rabble.ca has staked its existence on you. We live or die on community support -- your support! We get hundreds of thousands of visitors and we believe in them. We believe in you. We believe people will put in what they can for the greater good. We call that sustainable.

So what is the easy answer for us? Depend on a community of visitors who care passionately about media that amplifies the voices of people struggling for change and justice. It really is that simple. When the people who visit rabble care enough to contribute a bit then it works for everyone.

And so we’re asking you if you could make a donation, right now, to help us carry forward on our mission.
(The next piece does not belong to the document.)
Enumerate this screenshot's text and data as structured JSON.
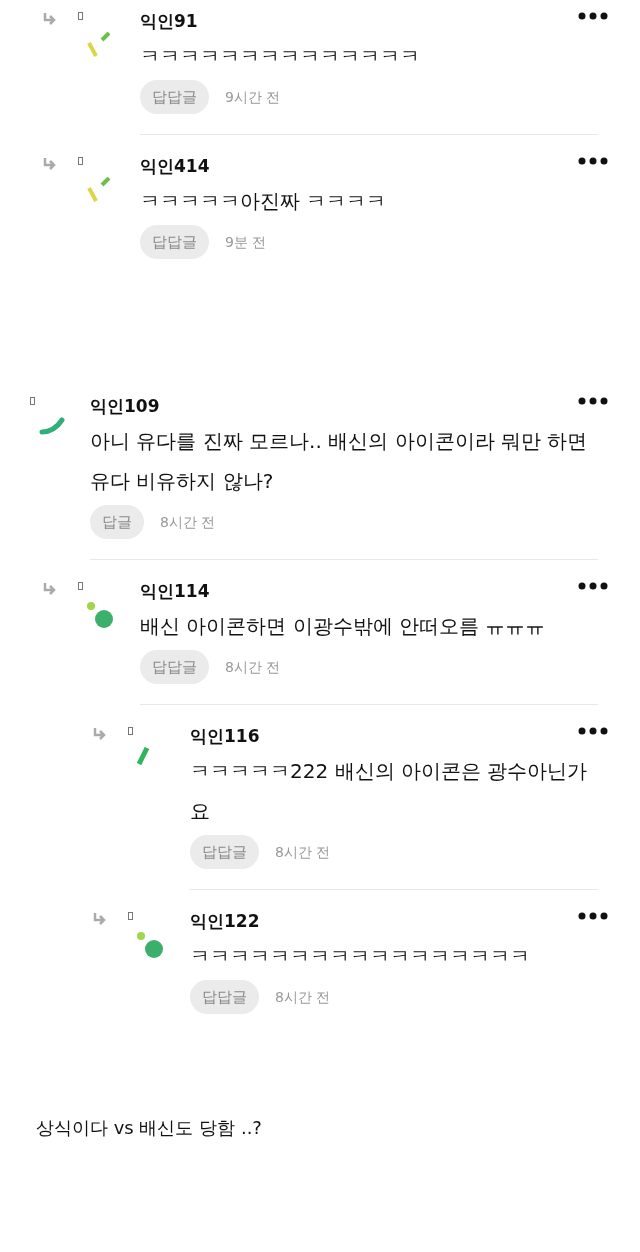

Make a donation today.


We welcome your comments! rabble.ca embraces a pro-human rights, pro-feminist, anti-racist, queer-positive, anti-imperialist and pro-labour stance, and encourages discussions which develop progressive thought. Our full comment policy can be found here. Learn more about Disqus on rabble.ca and your privacy here. Please keep in mind:


  • Tell the truth and avoid rumours.
  • Add context and background.
  • Report typos and logical fallacies.
  • Be respectful.
  • Respect copyright - link to articles.
  • Stay focused. Bring in-depth commentary to our discussion forum, babble.


  • Use oppressive/offensive language.
  • Libel or defame.
  • Bully or troll.
  • Post spam.
  • Engage trolls. Flag suspect activity instead.